____ Input for this task

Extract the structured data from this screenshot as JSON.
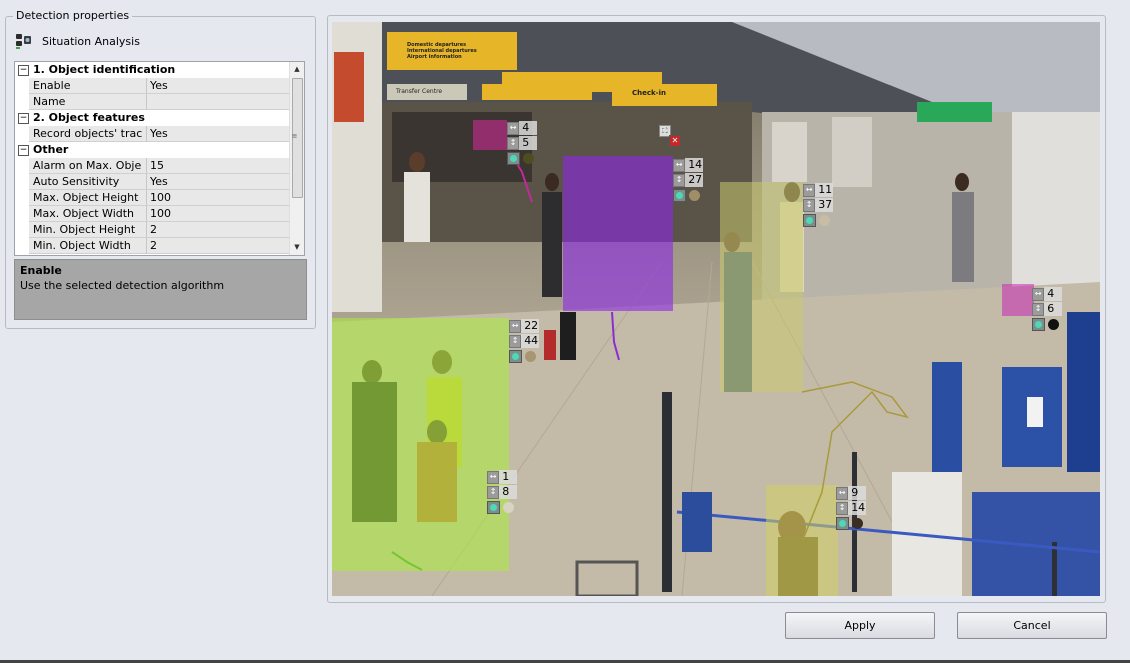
{
  "panel": {
    "title": "Detection properties",
    "algorithm": "Situation Analysis",
    "categories": [
      {
        "label": "1. Object identification"
      },
      {
        "label": "2. Object features"
      },
      {
        "label": "Other"
      }
    ],
    "properties": [
      {
        "name": "Enable",
        "value": "Yes"
      },
      {
        "name": "Name",
        "value": ""
      },
      {
        "name": "Record objects' trac",
        "value": "Yes"
      },
      {
        "name": "Alarm on Max. Obje",
        "value": "15"
      },
      {
        "name": "Auto Sensitivity",
        "value": "Yes"
      },
      {
        "name": "Max. Object Height",
        "value": "100"
      },
      {
        "name": "Max. Object Width",
        "value": "100"
      },
      {
        "name": "Min. Object Height",
        "value": "2"
      },
      {
        "name": "Min. Object Width",
        "value": "2"
      }
    ],
    "help": {
      "title": "Enable",
      "text": "Use the selected detection algorithm"
    }
  },
  "video": {
    "signs": {
      "s1a": "Domestic departures",
      "s1b": "International departures",
      "s1c": "Airport information",
      "s2": "Transfer Centre",
      "s3": "Check-in"
    },
    "detections": [
      {
        "w": "4",
        "h": "5",
        "color": "#4f4d20"
      },
      {
        "w": "14",
        "h": "27",
        "color": "#a08e68"
      },
      {
        "w": "11",
        "h": "37",
        "color": "#c8bca5"
      },
      {
        "w": "4",
        "h": "6",
        "color": "#111111"
      },
      {
        "w": "22",
        "h": "44",
        "color": "#a89572"
      },
      {
        "w": "1",
        "h": "8",
        "color": "#d9d4c1"
      },
      {
        "w": "9",
        "h": "14",
        "color": "#3a2e24"
      }
    ]
  },
  "buttons": {
    "apply": "Apply",
    "cancel": "Cancel"
  }
}
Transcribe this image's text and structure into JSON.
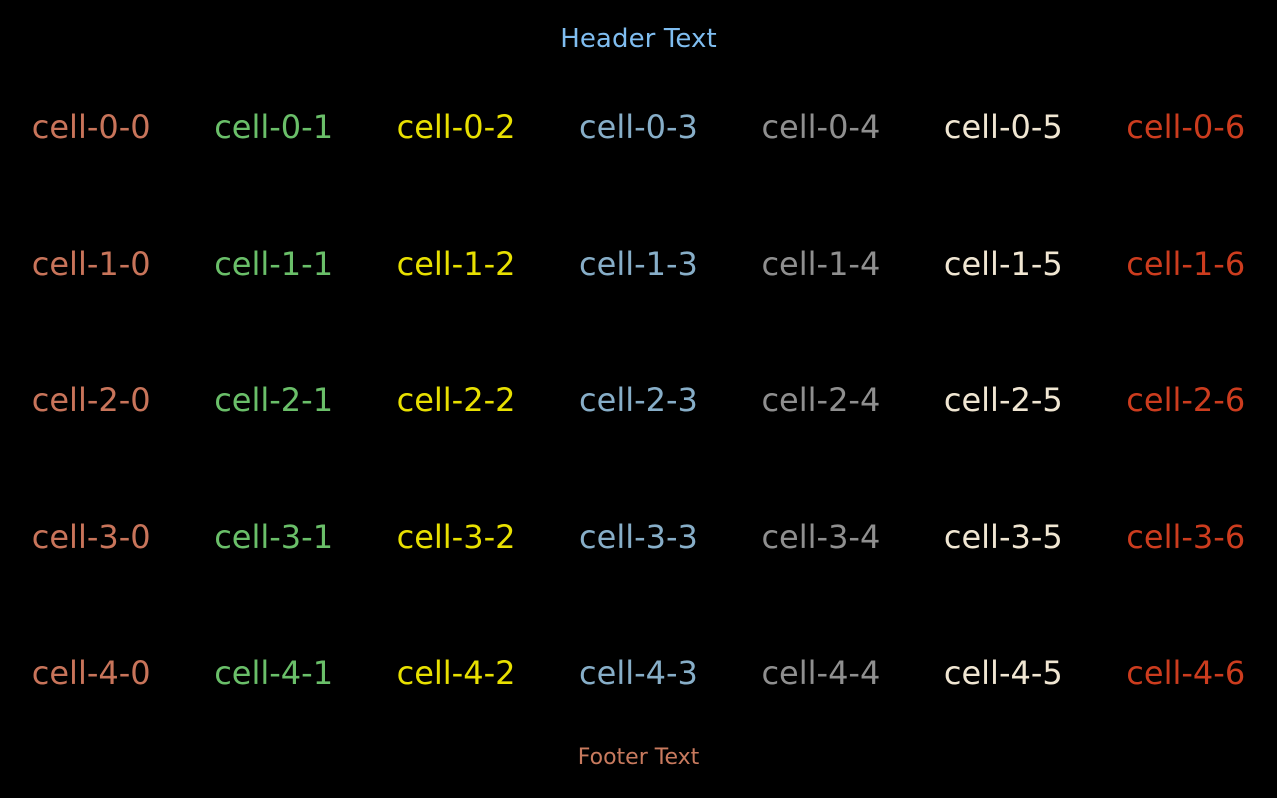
{
  "background_color": "#000000",
  "header": {
    "text": "Header Text",
    "color": "#7fbdf0"
  },
  "footer": {
    "text": "Footer Text",
    "color": "#c87a5e"
  },
  "grid": {
    "rows": 5,
    "columns": 7,
    "column_colors": [
      "#c8745a",
      "#6abf69",
      "#e8e000",
      "#87aec8",
      "#8f8f8f",
      "#f0e6d2",
      "#cc3c1e"
    ],
    "cells": [
      [
        {
          "label": "cell-0-0",
          "color": "#c8745a"
        },
        {
          "label": "cell-0-1",
          "color": "#6abf69"
        },
        {
          "label": "cell-0-2",
          "color": "#e8e000"
        },
        {
          "label": "cell-0-3",
          "color": "#87aec8"
        },
        {
          "label": "cell-0-4",
          "color": "#8f8f8f"
        },
        {
          "label": "cell-0-5",
          "color": "#f0e6d2"
        },
        {
          "label": "cell-0-6",
          "color": "#cc3c1e"
        }
      ],
      [
        {
          "label": "cell-1-0",
          "color": "#c8745a"
        },
        {
          "label": "cell-1-1",
          "color": "#6abf69"
        },
        {
          "label": "cell-1-2",
          "color": "#e8e000"
        },
        {
          "label": "cell-1-3",
          "color": "#87aec8"
        },
        {
          "label": "cell-1-4",
          "color": "#8f8f8f"
        },
        {
          "label": "cell-1-5",
          "color": "#f0e6d2"
        },
        {
          "label": "cell-1-6",
          "color": "#cc3c1e"
        }
      ],
      [
        {
          "label": "cell-2-0",
          "color": "#c8745a"
        },
        {
          "label": "cell-2-1",
          "color": "#6abf69"
        },
        {
          "label": "cell-2-2",
          "color": "#e8e000"
        },
        {
          "label": "cell-2-3",
          "color": "#87aec8"
        },
        {
          "label": "cell-2-4",
          "color": "#8f8f8f"
        },
        {
          "label": "cell-2-5",
          "color": "#f0e6d2"
        },
        {
          "label": "cell-2-6",
          "color": "#cc3c1e"
        }
      ],
      [
        {
          "label": "cell-3-0",
          "color": "#c8745a"
        },
        {
          "label": "cell-3-1",
          "color": "#6abf69"
        },
        {
          "label": "cell-3-2",
          "color": "#e8e000"
        },
        {
          "label": "cell-3-3",
          "color": "#87aec8"
        },
        {
          "label": "cell-3-4",
          "color": "#8f8f8f"
        },
        {
          "label": "cell-3-5",
          "color": "#f0e6d2"
        },
        {
          "label": "cell-3-6",
          "color": "#cc3c1e"
        }
      ],
      [
        {
          "label": "cell-4-0",
          "color": "#c8745a"
        },
        {
          "label": "cell-4-1",
          "color": "#6abf69"
        },
        {
          "label": "cell-4-2",
          "color": "#e8e000"
        },
        {
          "label": "cell-4-3",
          "color": "#87aec8"
        },
        {
          "label": "cell-4-4",
          "color": "#8f8f8f"
        },
        {
          "label": "cell-4-5",
          "color": "#f0e6d2"
        },
        {
          "label": "cell-4-6",
          "color": "#cc3c1e"
        }
      ]
    ]
  }
}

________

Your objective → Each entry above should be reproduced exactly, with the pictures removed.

Answer to the problem →
Extract the structured data from this screenshot as JSON.
{
  "panel": {
    "title": "Detection properties",
    "algorithm": "Situation Analysis",
    "categories": [
      {
        "label": "1. Object identification"
      },
      {
        "label": "2. Object features"
      },
      {
        "label": "Other"
      }
    ],
    "properties": [
      {
        "name": "Enable",
        "value": "Yes"
      },
      {
        "name": "Name",
        "value": ""
      },
      {
        "name": "Record objects' trac",
        "value": "Yes"
      },
      {
        "name": "Alarm on Max. Obje",
        "value": "15"
      },
      {
        "name": "Auto Sensitivity",
        "value": "Yes"
      },
      {
        "name": "Max. Object Height",
        "value": "100"
      },
      {
        "name": "Max. Object Width",
        "value": "100"
      },
      {
        "name": "Min. Object Height",
        "value": "2"
      },
      {
        "name": "Min. Object Width",
        "value": "2"
      }
    ],
    "help": {
      "title": "Enable",
      "text": "Use the selected detection algorithm"
    }
  },
  "video": {
    "signs": {
      "s1a": "Domestic departures",
      "s1b": "International departures",
      "s1c": "Airport information",
      "s2": "Transfer Centre",
      "s3": "Check-in"
    },
    "detections": [
      {
        "w": "4",
        "h": "5",
        "color": "#4f4d20"
      },
      {
        "w": "14",
        "h": "27",
        "color": "#a08e68"
      },
      {
        "w": "11",
        "h": "37",
        "color": "#c8bca5"
      },
      {
        "w": "4",
        "h": "6",
        "color": "#111111"
      },
      {
        "w": "22",
        "h": "44",
        "color": "#a89572"
      },
      {
        "w": "1",
        "h": "8",
        "color": "#d9d4c1"
      },
      {
        "w": "9",
        "h": "14",
        "color": "#3a2e24"
      }
    ]
  },
  "buttons": {
    "apply": "Apply",
    "cancel": "Cancel"
  }
}
Transcribe this image's text and structure into JSON.
{
  "background_color": "#000000",
  "header": {
    "text": "Header Text",
    "color": "#7fbdf0"
  },
  "footer": {
    "text": "Footer Text",
    "color": "#c87a5e"
  },
  "grid": {
    "rows": 5,
    "columns": 7,
    "column_colors": [
      "#c8745a",
      "#6abf69",
      "#e8e000",
      "#87aec8",
      "#8f8f8f",
      "#f0e6d2",
      "#cc3c1e"
    ],
    "cells": [
      [
        {
          "label": "cell-0-0",
          "color": "#c8745a"
        },
        {
          "label": "cell-0-1",
          "color": "#6abf69"
        },
        {
          "label": "cell-0-2",
          "color": "#e8e000"
        },
        {
          "label": "cell-0-3",
          "color": "#87aec8"
        },
        {
          "label": "cell-0-4",
          "color": "#8f8f8f"
        },
        {
          "label": "cell-0-5",
          "color": "#f0e6d2"
        },
        {
          "label": "cell-0-6",
          "color": "#cc3c1e"
        }
      ],
      [
        {
          "label": "cell-1-0",
          "color": "#c8745a"
        },
        {
          "label": "cell-1-1",
          "color": "#6abf69"
        },
        {
          "label": "cell-1-2",
          "color": "#e8e000"
        },
        {
          "label": "cell-1-3",
          "color": "#87aec8"
        },
        {
          "label": "cell-1-4",
          "color": "#8f8f8f"
        },
        {
          "label": "cell-1-5",
          "color": "#f0e6d2"
        },
        {
          "label": "cell-1-6",
          "color": "#cc3c1e"
        }
      ],
      [
        {
          "label": "cell-2-0",
          "color": "#c8745a"
        },
        {
          "label": "cell-2-1",
          "color": "#6abf69"
        },
        {
          "label": "cell-2-2",
          "color": "#e8e000"
        },
        {
          "label": "cell-2-3",
          "color": "#87aec8"
        },
        {
          "label": "cell-2-4",
          "color": "#8f8f8f"
        },
        {
          "label": "cell-2-5",
          "color": "#f0e6d2"
        },
        {
          "label": "cell-2-6",
          "color": "#cc3c1e"
        }
      ],
      [
        {
          "label": "cell-3-0",
          "color": "#c8745a"
        },
        {
          "label": "cell-3-1",
          "color": "#6abf69"
        },
        {
          "label": "cell-3-2",
          "color": "#e8e000"
        },
        {
          "label": "cell-3-3",
          "color": "#87aec8"
        },
        {
          "label": "cell-3-4",
          "color": "#8f8f8f"
        },
        {
          "label": "cell-3-5",
          "color": "#f0e6d2"
        },
        {
          "label": "cell-3-6",
          "color": "#cc3c1e"
        }
      ],
      [
        {
          "label": "cell-4-0",
          "color": "#c8745a"
        },
        {
          "label": "cell-4-1",
          "color": "#6abf69"
        },
        {
          "label": "cell-4-2",
          "color": "#e8e000"
        },
        {
          "label": "cell-4-3",
          "color": "#87aec8"
        },
        {
          "label": "cell-4-4",
          "color": "#8f8f8f"
        },
        {
          "label": "cell-4-5",
          "color": "#f0e6d2"
        },
        {
          "label": "cell-4-6",
          "color": "#cc3c1e"
        }
      ]
    ]
  }
}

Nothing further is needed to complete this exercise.